Jacqueline explains: “If you’re dealing with workplace harassment it’s difficult to know what help is available to you and the best steps for handling the situation. It can be an incredibly difficult and stressful time, so the most important thing is not to deal with it on your own. Take advice from friends and family in the initial stages, and attempt to address the issue with your manager as a first step.

“According to CIPD findings, 40% of employees shared that they have been harassed or bullied at work. Many may opt to speak to their manager for support, however, 34% of those surveyed also claimed that their manager was responsible or lacked the confidence to challenge the behaviour, leaving workers without a reliable solution.” 5

“When you’re in this situation it might be time to consider legal action.
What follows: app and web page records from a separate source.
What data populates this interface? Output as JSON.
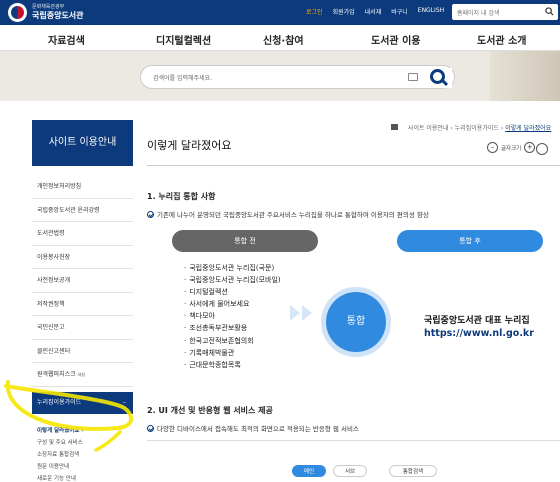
{
  "header": {
    "ministry": "문화체육관광부",
    "library_name": "국립중앙도서관",
    "utility_links": [
      "로그인",
      "회원가입",
      "내서재",
      "바구니",
      "ENGLISH"
    ],
    "active_utility": "로그인",
    "site_search_placeholder": "홈페이지 내 검색"
  },
  "gnb": [
    "자료검색",
    "디지털컬렉션",
    "신청·참여",
    "도서관 이용",
    "도서관 소개"
  ],
  "main_search": {
    "placeholder": "검색어를 입력해주세요."
  },
  "sidebar": {
    "title": "사이트 이용안내",
    "items": [
      {
        "label": "개인정보처리방침",
        "badge": ""
      },
      {
        "label": "국립중앙도서관 윤리강령",
        "badge": ""
      },
      {
        "label": "도서관법령",
        "badge": ""
      },
      {
        "label": "이용봉사헌장",
        "badge": ""
      },
      {
        "label": "사전정보공개",
        "badge": ""
      },
      {
        "label": "저작권정책",
        "badge": ""
      },
      {
        "label": "국민신문고",
        "badge": ""
      },
      {
        "label": "클린신고센터",
        "badge": ""
      },
      {
        "label": "원격웹퍼지스크",
        "badge": "새창"
      }
    ],
    "active_item": {
      "label": "누리집이용가이드",
      "toggle": "–"
    },
    "sub_items": [
      {
        "label": "이렇게 달라졌어요",
        "marker": "‹"
      },
      {
        "label": "구성 및 주요 서비스",
        "marker": ""
      },
      {
        "label": "소장자료 통합검색",
        "marker": ""
      },
      {
        "label": "원문 이용안내",
        "marker": ""
      },
      {
        "label": "새로운 기능 안내",
        "marker": ""
      }
    ]
  },
  "breadcrumb": [
    "사이트 이용안내",
    "누리집이용가이드",
    "이렇게 달라졌어요"
  ],
  "page": {
    "title": "이렇게 달라졌어요",
    "font_size_label": "글자크기",
    "font_minus": "–",
    "font_plus": "+"
  },
  "section1": {
    "title": "1. 누리집 통합 사항",
    "desc": "기존에 나누어 운영되던 국립중앙도서관 주요서비스 누리집을 하나로 통합하여 이용자의 편의성 향상",
    "before_label": "통합 전",
    "after_label": "통합 후",
    "old_sites": [
      "국립중앙도서관 누리집(국문)",
      "국립중앙도서관 누리집(모바일)",
      "디지털컬렉션",
      "사서에게 물어보세요",
      "책다모아",
      "조선총독부관보활용",
      "한국고전적보존협의회",
      "기록매체박물관",
      "근대문학종합목록"
    ],
    "merge_label": "통합",
    "rep_title": "국립중앙도서관 대표 누리집",
    "rep_url": "https://www.nl.go.kr"
  },
  "section2": {
    "title": "2. UI 개선 및 반응형 웹 서비스 제공",
    "desc": "다양한 디바이스에서 접속해도 최적의 화면으로 적용되는 반응형 웹 서비스",
    "tabs": [
      "메인",
      "서브",
      "통합검색"
    ],
    "selected_tab": "메인"
  },
  "colors": {
    "brand": "#0c3a7c",
    "accent": "#2f8ae0",
    "before_pill": "#666666",
    "highlight": "#f5e600"
  },
  "icons": [
    "search-icon",
    "keyboard-icon",
    "home-icon",
    "print-icon",
    "share-icon",
    "check-icon"
  ]
}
If this is the route you want to take, Citizen Advice suggests taking legal action against your employer, and not the individual person.

“This is to prevent communication with the individual as much as possible, as doing so can add further stress and upset on the victim of harassment. If you take legal action against the employer however, you’ll likely only deal with a HR representative and this can be much less upsetting.”

Jacqueline adds: “It is possible to make a workplace harassment claim if you have experienced unwanted behaviour that causes you distress. It could be related to certain protected characteristics, including age, gender, race, sexual orientation or religion. You could find that you’re being treated unfairly or being denied equal opportunities to your colleagues.

“Your employer has an obligation to protect its employees. This does not just cover your physical health – they should also prevent any form of harassment as part of this obligation. If they don’t, they could be liable for any harm caused.

“Employers that facilitate or allow harassment often rely on this behaviour being kept quiet. But with the rise of social media comes opportunities for highlighting what you may have been through. As well as giving you a platform to discuss your own situation, you can learn about what others have been through. This could help you work out whether you have been the victim or workplace harassment.”


  1. KWFinder Information true as of 10/01/2023
  2. TikTok views for hashtag #workplaceharassment and #workplaceharrassment. Information true as of 10/01/2023
  3. Based on First4Lawyers internal claims data for workplace harassment in 2022
  4. HSE



It seems you are using an outdated browser.

This will impair your browsing experience around the web. Please visit one of the links below to update to a modern browser then re-open the site with the new browser.

Thank you


Can't find what you are looking for?

We are open as normal during the Coronavirus lockdown and are able to help with all your legal needs.

Call us free of charge

0800 567 7866

Request a Callback

Continue browsing